Let’s leave aside the attendant irony of the NFL with all its concussions, compromised medical professionals and sea of shattered bodies, being concerned about any culture of violence that surrounds their game. Hiring police tattoo “experts” rests on the assumption that NFL locker rooms are riddled with gangs. This assumption, in league that’s 70 percent African-American, is the very definition of racist. Why? Because there is no evidence whatsoever to support this. According to the FBI’s statistics, an NFL player is five times less likely to run afoul of the law than your typical 22- or 34-year-old. Such an inspection process would merely act as the collective criminalization and intimidation of people who are supposed to be your employees, and do—even in America—have rights on the job as workers.
This is not a league of gang members. It is, however, a league that sells a highly commodified three-hour package of violence for a family audience. Yes, sometimes the violence spills off the field. But this has far less to do with the gangs in a player’s past than the weekly violence that defines their present. When there is off-the-field violence, it’s tragically far more likely to find expression in violence against women than in the highly sensationalized world of gangs. If the NFL wants to look at the roots of off-the-field violence and take the issue of violence against women seriously, then we should listen. If it wants to propagate the idea that tattoos signify violence and gangs, then we should reject this as stereotypical trash.
Should Roger Goodell and friends really want to know why so many players get tats, then they should listen to the words of perhaps the most tattooed player in the NFL, who also happens to have the league’s best-selling jersey: San Francisco 49ers quarterback Colin Kaepernick.
As he said to Time magazine:
To me, tattoos are a way of people being able to express themselves and have other people look at them and get a little insight into who they are, without ever even saying a word to them. All my tattoos, they’ve been thought out, thought over, been a work in progress for at least a year before I’ve got them. So I’m not walking into a tattoo shop, picking tattoos off a wall. It’s something that means something to me. It’s something that I believe in.

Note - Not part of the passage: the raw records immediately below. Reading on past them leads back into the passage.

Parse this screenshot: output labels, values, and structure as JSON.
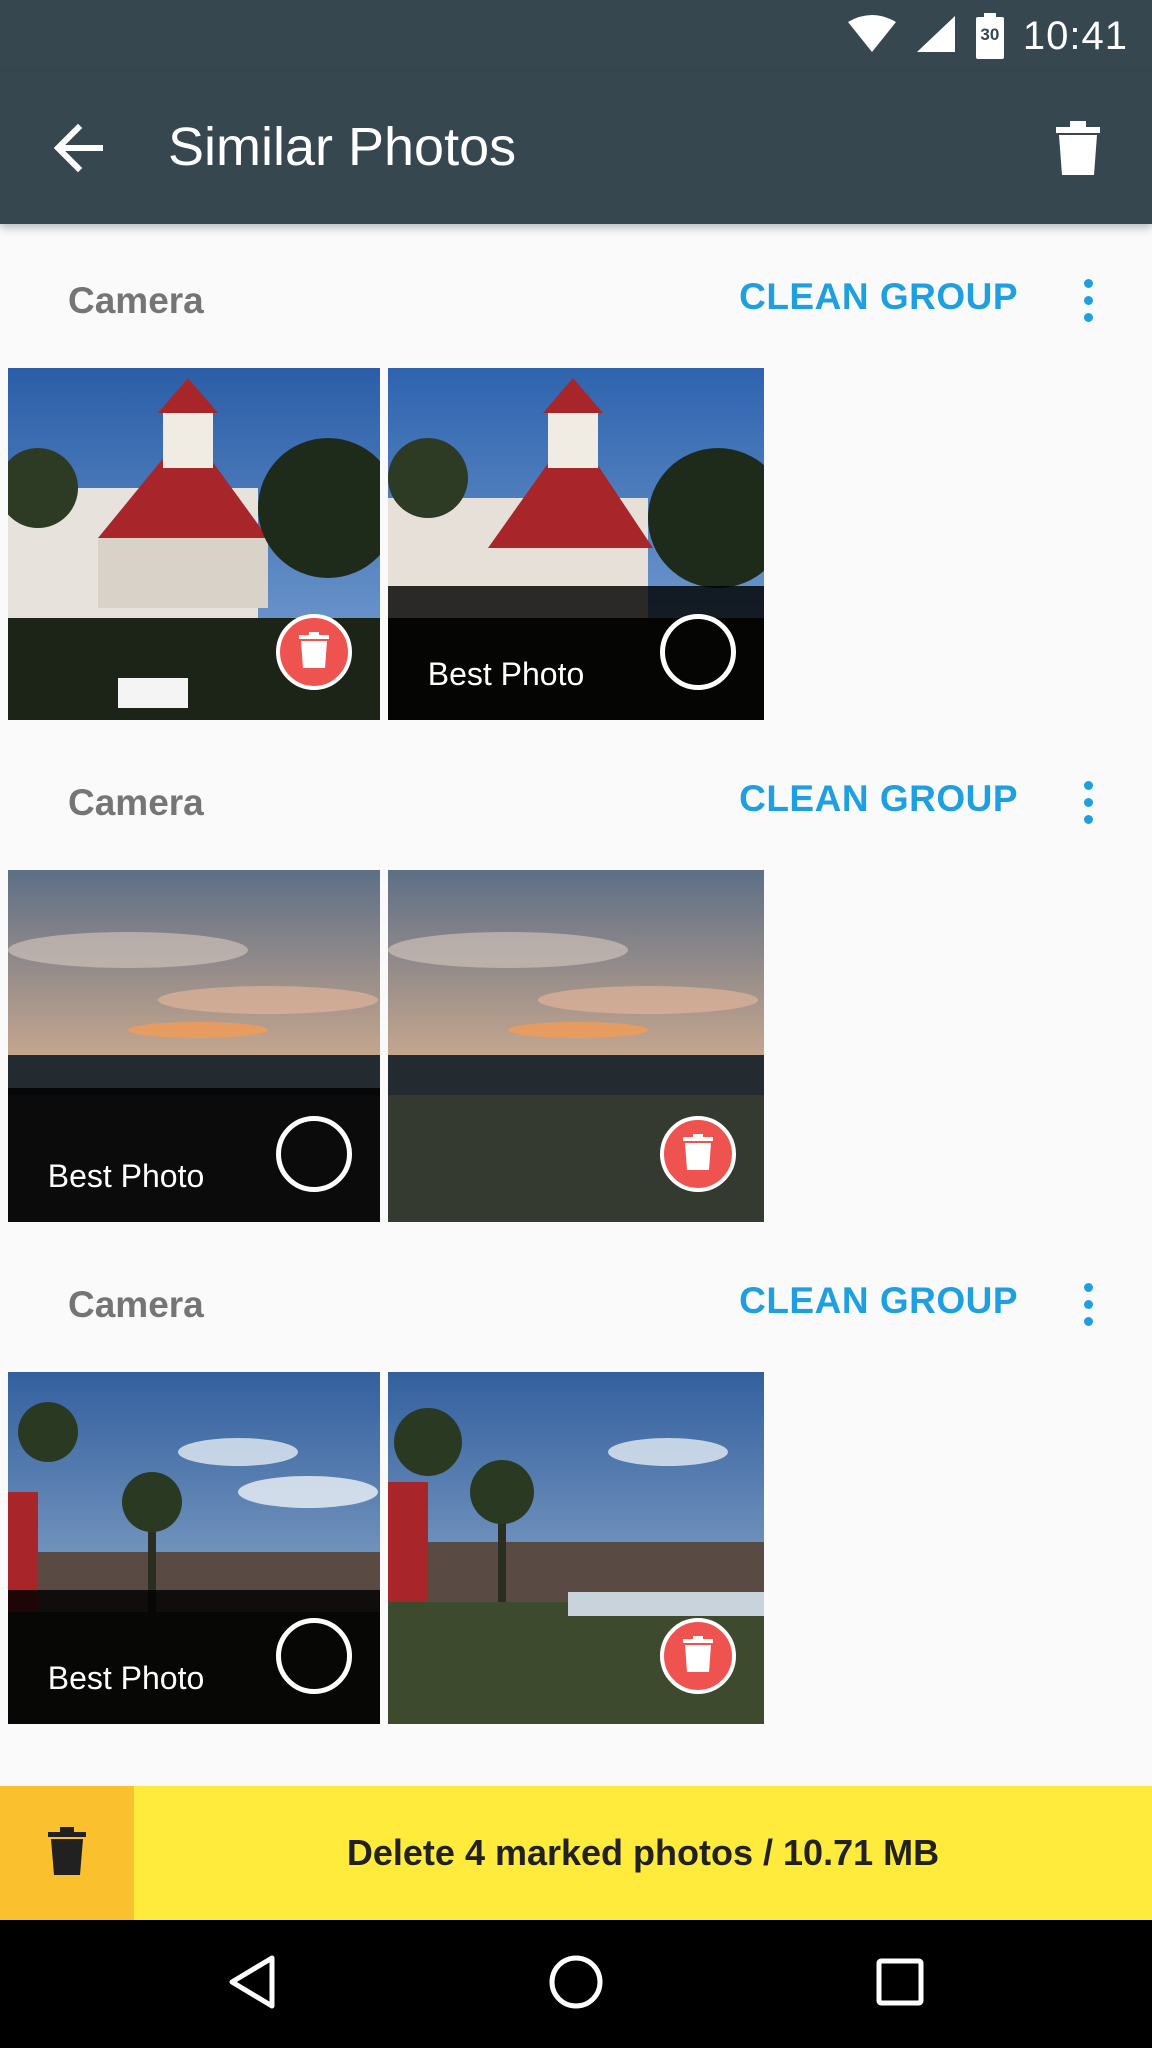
{
  "status_bar": {
    "time": "10:41",
    "battery_level": "30",
    "icons": [
      "wifi-icon",
      "signal-icon",
      "battery-icon"
    ]
  },
  "app_bar": {
    "title": "Similar Photos",
    "back_icon": "arrow-back-icon",
    "action_icon": "trash-icon"
  },
  "groups": [
    {
      "title": "Camera",
      "clean_label": "CLEAN GROUP",
      "photos": [
        {
          "best": false,
          "marked": true
        },
        {
          "best": true,
          "best_label": "Best Photo",
          "marked": false
        }
      ]
    },
    {
      "title": "Camera",
      "clean_label": "CLEAN GROUP",
      "photos": [
        {
          "best": true,
          "best_label": "Best Photo",
          "marked": false
        },
        {
          "best": false,
          "marked": true
        }
      ]
    },
    {
      "title": "Camera",
      "clean_label": "CLEAN GROUP",
      "photos": [
        {
          "best": true,
          "best_label": "Best Photo",
          "marked": false
        },
        {
          "best": false,
          "marked": true
        }
      ]
    }
  ],
  "bottom_action": {
    "label": "Delete 4 marked photos / 10.71 MB",
    "icon": "trash-icon"
  },
  "nav_bar": {
    "buttons": [
      "back-triangle-icon",
      "home-circle-icon",
      "recents-square-icon"
    ]
  },
  "colors": {
    "app_bar": "#37474f",
    "accent": "#1e9fe0",
    "delete_red": "#ef5350",
    "bottom_bar": "#ffeb3b",
    "bottom_icon_bg": "#fbc02d"
  }
}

The NFL is known as the “no-fun league” for a reason. Players get tattoos because in a league where you can get fined for having the wrong color of shoelaces, it’s the one way they can show their individuality and be more than a uniform and a helmet. The NFL doesn’t want us to know who’s under the helmet because you don’t want to market a league around players if your next play could be your last. Maybe if the NFL weren’t so callous about dehumanizing their product, players wouldn’t turn to ink to remind everyone that they are human.